THE TEST: Looking to try out less shoe? With just a hint of heel, the ultralight Mix Master Aeroblock is easier to adjust to than zero-drop, true barefoot shoes. But just because it’s pared down doesn’t mean you can’t rail it in the rough: there’s enough foam and sticky rubber to make it capable of real speed. Testers had no trouble going full-tilt on technical terrain, though the most narrow footed found the fit a bit loose. Plus, the shoe doesn’t mind foul weather. The tightly woven, wind-blocking upper is essentially waterproof.
THE VERDICT: Fast, with four-season chops. 8.5 oz; 4-mm heel-to-toe drop.

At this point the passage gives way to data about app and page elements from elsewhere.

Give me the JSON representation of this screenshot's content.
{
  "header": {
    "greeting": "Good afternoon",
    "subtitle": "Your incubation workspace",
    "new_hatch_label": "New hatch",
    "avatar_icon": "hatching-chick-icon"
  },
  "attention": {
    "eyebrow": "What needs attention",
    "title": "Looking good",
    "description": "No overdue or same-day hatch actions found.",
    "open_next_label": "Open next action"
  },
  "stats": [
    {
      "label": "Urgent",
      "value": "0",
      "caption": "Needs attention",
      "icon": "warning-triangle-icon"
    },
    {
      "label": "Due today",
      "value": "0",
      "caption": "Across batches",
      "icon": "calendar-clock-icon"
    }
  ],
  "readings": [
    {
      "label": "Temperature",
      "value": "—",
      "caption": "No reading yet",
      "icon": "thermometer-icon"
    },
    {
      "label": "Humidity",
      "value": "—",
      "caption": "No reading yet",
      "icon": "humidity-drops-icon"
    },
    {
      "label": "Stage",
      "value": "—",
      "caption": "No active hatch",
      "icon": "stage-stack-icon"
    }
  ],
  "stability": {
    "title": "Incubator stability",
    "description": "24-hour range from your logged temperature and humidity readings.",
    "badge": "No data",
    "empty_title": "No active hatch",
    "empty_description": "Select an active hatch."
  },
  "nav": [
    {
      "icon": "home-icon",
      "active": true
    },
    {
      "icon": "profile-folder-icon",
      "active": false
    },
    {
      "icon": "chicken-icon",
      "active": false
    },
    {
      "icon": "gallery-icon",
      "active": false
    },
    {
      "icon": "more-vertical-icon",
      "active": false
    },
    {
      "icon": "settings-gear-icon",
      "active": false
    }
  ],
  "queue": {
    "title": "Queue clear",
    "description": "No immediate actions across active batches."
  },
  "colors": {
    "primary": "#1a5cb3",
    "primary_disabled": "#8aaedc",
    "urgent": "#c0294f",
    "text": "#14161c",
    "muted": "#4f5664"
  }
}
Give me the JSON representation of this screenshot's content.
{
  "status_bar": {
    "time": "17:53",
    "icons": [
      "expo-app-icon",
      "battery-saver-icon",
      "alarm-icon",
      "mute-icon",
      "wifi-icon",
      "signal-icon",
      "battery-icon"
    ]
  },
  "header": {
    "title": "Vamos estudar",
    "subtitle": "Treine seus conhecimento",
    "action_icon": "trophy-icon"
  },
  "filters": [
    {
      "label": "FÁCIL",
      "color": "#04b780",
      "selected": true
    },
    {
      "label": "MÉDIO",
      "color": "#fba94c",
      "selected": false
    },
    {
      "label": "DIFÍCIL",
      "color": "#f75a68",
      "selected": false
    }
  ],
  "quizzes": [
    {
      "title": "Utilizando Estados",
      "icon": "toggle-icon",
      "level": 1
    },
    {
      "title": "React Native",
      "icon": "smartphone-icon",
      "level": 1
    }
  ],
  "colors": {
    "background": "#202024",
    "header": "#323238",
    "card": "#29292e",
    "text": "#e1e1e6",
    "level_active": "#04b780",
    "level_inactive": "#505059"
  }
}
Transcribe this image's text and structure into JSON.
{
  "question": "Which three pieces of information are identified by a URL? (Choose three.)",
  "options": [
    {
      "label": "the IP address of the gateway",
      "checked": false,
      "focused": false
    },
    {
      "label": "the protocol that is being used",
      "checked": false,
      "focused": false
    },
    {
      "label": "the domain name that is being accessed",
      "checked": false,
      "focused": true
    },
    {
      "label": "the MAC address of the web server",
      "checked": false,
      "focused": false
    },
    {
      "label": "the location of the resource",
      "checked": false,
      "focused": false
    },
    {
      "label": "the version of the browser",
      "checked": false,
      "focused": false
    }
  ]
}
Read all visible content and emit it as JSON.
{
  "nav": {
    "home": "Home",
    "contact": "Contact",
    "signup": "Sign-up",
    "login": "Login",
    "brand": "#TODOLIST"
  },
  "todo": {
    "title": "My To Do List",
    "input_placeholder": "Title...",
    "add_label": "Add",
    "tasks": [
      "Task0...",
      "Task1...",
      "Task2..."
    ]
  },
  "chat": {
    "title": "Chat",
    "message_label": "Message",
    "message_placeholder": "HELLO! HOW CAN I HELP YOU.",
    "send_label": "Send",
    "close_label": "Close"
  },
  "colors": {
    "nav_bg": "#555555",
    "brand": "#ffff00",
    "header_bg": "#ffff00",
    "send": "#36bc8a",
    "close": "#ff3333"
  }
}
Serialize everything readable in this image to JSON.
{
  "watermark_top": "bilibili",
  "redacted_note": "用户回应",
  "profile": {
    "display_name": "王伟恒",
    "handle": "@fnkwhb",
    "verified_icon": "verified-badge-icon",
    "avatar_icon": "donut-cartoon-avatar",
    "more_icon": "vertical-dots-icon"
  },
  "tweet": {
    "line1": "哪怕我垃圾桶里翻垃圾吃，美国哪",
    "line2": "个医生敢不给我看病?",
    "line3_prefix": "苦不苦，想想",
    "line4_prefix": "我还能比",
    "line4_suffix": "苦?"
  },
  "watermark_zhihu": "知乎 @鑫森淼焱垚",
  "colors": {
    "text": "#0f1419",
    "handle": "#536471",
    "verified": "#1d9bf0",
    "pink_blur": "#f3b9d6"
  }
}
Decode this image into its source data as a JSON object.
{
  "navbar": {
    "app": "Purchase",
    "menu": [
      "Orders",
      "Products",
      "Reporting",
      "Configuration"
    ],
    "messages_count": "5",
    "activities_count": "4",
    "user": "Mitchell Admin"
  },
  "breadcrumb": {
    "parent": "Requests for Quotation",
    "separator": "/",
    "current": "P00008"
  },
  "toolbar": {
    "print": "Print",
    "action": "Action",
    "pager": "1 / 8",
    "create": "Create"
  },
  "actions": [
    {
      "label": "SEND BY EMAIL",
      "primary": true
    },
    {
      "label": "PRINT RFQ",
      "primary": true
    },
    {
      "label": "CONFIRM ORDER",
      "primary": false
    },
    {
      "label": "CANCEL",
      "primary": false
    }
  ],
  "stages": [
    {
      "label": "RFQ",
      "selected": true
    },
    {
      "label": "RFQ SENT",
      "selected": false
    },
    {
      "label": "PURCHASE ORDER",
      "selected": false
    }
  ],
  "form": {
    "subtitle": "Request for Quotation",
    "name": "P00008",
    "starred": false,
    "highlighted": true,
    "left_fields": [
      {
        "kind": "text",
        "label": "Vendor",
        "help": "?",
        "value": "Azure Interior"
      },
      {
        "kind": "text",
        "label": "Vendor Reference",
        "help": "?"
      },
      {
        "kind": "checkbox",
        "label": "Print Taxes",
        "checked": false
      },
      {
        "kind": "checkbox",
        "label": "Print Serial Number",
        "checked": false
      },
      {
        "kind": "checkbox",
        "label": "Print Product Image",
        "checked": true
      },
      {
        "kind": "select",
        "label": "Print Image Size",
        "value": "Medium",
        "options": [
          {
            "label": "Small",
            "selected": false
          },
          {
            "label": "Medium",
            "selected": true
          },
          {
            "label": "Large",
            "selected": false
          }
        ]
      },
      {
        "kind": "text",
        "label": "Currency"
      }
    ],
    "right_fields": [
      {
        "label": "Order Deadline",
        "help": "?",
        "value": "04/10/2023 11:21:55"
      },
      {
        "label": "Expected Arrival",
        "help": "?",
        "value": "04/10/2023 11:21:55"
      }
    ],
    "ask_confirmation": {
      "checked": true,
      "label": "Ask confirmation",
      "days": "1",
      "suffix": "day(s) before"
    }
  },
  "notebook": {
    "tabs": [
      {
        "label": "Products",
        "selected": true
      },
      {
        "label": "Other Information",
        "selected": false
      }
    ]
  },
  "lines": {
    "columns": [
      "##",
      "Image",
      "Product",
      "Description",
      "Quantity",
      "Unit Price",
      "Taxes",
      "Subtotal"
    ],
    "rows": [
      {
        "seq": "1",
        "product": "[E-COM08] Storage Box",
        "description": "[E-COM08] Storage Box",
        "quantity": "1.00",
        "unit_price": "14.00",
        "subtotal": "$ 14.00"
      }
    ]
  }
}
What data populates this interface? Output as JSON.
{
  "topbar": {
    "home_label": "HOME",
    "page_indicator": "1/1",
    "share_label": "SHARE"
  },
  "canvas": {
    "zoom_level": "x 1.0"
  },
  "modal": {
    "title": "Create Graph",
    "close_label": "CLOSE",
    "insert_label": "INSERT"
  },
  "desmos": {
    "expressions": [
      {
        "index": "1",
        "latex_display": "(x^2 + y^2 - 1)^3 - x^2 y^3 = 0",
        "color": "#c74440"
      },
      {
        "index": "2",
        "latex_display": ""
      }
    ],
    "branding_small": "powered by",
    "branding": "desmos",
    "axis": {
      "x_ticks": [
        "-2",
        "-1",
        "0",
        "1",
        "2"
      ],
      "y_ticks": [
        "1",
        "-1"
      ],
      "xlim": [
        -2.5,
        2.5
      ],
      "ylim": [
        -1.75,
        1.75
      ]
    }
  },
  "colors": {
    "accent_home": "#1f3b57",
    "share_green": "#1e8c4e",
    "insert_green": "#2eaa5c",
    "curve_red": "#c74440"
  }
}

NEED TO KNOW: HEEL-TO-TOE DROP: The term, popularized after the book Born to Run came out in 2009, refers to the difference between the height of a shoe's heel and the height of the forefoot. (Got a 14-millimeter heel and a 4-millimeter forefoot? The heel-to-toe drop is 10 millimeters.) Whereas a shoe with a traditional heel height (12 to 14 millimeters) all but forces you to heel-strike, a flatter, more minimalist shoe (0 to 5 millimeters) demands midfoot running—the key to an efficient, low-impact gait. Shoes in the middle allow you (sort of) to strike either way, making them good transition shoes. Just remember that a lower heel means your Achilles has to stretch farther with each foot plant. Ease into lower-heeled shoes to give your body time to adjust.